### DATA TO USE
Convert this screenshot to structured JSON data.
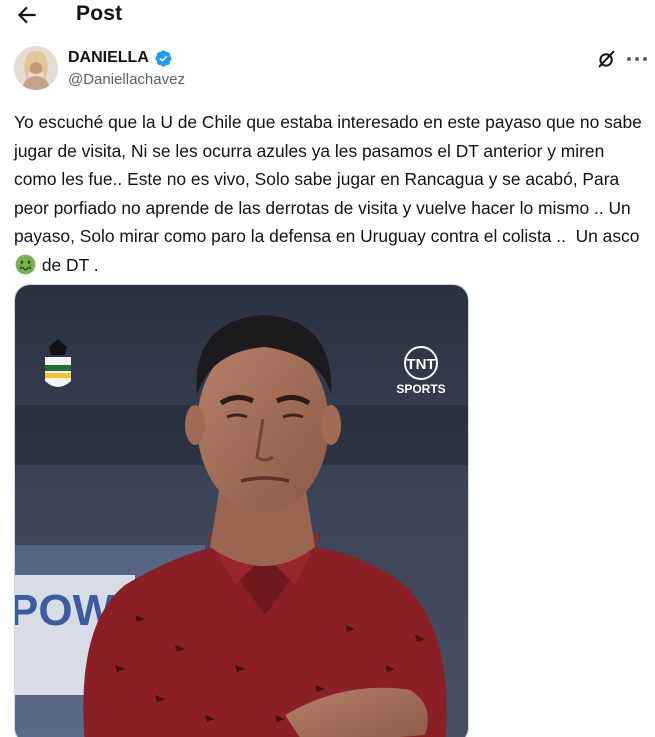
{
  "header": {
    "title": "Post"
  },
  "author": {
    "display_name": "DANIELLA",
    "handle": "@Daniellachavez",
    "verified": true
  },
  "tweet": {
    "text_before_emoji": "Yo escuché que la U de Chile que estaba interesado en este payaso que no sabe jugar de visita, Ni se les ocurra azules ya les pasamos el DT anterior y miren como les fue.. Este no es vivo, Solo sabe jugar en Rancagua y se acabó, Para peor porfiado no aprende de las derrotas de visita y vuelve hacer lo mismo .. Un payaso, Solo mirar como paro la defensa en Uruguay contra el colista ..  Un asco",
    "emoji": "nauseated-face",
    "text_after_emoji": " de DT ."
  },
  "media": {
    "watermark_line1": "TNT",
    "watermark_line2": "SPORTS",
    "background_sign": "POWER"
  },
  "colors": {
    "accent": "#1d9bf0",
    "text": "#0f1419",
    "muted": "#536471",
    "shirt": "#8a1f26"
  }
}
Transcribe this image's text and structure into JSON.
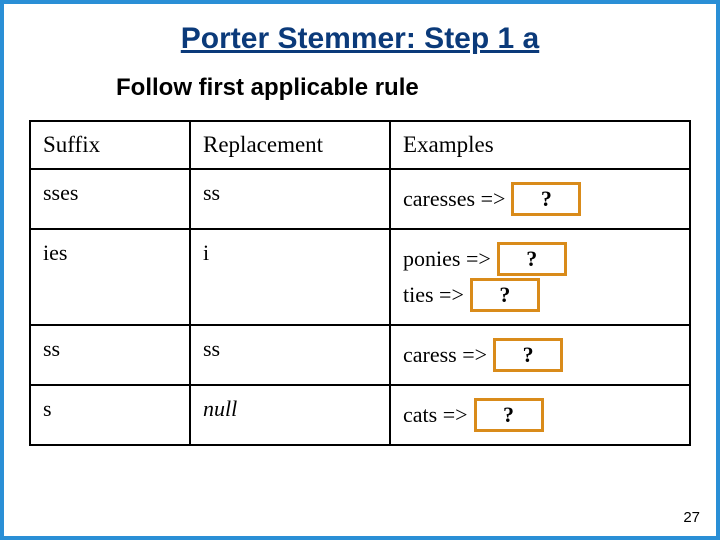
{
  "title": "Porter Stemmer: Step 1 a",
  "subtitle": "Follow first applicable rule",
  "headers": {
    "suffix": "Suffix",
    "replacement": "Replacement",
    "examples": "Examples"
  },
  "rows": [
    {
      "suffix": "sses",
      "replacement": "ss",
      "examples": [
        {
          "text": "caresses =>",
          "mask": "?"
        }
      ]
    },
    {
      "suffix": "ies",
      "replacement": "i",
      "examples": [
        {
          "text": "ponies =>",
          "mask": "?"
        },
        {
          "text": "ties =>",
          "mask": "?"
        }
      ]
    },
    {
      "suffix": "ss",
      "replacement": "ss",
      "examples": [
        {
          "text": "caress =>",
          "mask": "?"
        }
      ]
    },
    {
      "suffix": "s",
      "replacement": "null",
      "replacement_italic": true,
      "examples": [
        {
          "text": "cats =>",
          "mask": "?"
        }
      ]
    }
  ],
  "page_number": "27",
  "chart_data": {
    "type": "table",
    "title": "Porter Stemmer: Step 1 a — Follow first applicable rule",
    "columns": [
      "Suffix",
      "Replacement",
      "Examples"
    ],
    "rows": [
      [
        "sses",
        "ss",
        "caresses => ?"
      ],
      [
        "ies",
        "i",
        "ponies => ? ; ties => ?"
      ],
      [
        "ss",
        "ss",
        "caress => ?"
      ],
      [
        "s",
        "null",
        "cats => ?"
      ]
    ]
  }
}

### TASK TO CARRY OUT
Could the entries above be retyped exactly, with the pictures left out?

### SOLUTION FOR THIS EXERCISE
Convert this screenshot to structured JSON data.
{
  "header": {
    "title": "Post"
  },
  "author": {
    "display_name": "DANIELLA",
    "handle": "@Daniellachavez",
    "verified": true
  },
  "tweet": {
    "text_before_emoji": "Yo escuché que la U de Chile que estaba interesado en este payaso que no sabe jugar de visita, Ni se les ocurra azules ya les pasamos el DT anterior y miren como les fue.. Este no es vivo, Solo sabe jugar en Rancagua y se acabó, Para peor porfiado no aprende de las derrotas de visita y vuelve hacer lo mismo .. Un payaso, Solo mirar como paro la defensa en Uruguay contra el colista ..  Un asco",
    "emoji": "nauseated-face",
    "text_after_emoji": " de DT ."
  },
  "media": {
    "watermark_line1": "TNT",
    "watermark_line2": "SPORTS",
    "background_sign": "POWER"
  },
  "colors": {
    "accent": "#1d9bf0",
    "text": "#0f1419",
    "muted": "#536471",
    "shirt": "#8a1f26"
  }
}
Transcribe this image's text and structure into JSON.
{
  "title": "Porter Stemmer: Step 1 a",
  "subtitle": "Follow first applicable rule",
  "headers": {
    "suffix": "Suffix",
    "replacement": "Replacement",
    "examples": "Examples"
  },
  "rows": [
    {
      "suffix": "sses",
      "replacement": "ss",
      "examples": [
        {
          "text": "caresses =>",
          "mask": "?"
        }
      ]
    },
    {
      "suffix": "ies",
      "replacement": "i",
      "examples": [
        {
          "text": "ponies =>",
          "mask": "?"
        },
        {
          "text": "ties =>",
          "mask": "?"
        }
      ]
    },
    {
      "suffix": "ss",
      "replacement": "ss",
      "examples": [
        {
          "text": "caress =>",
          "mask": "?"
        }
      ]
    },
    {
      "suffix": "s",
      "replacement": "null",
      "replacement_italic": true,
      "examples": [
        {
          "text": "cats =>",
          "mask": "?"
        }
      ]
    }
  ],
  "page_number": "27",
  "chart_data": {
    "type": "table",
    "title": "Porter Stemmer: Step 1 a — Follow first applicable rule",
    "columns": [
      "Suffix",
      "Replacement",
      "Examples"
    ],
    "rows": [
      [
        "sses",
        "ss",
        "caresses => ?"
      ],
      [
        "ies",
        "i",
        "ponies => ? ; ties => ?"
      ],
      [
        "ss",
        "ss",
        "caress => ?"
      ],
      [
        "s",
        "null",
        "cats => ?"
      ]
    ]
  }
}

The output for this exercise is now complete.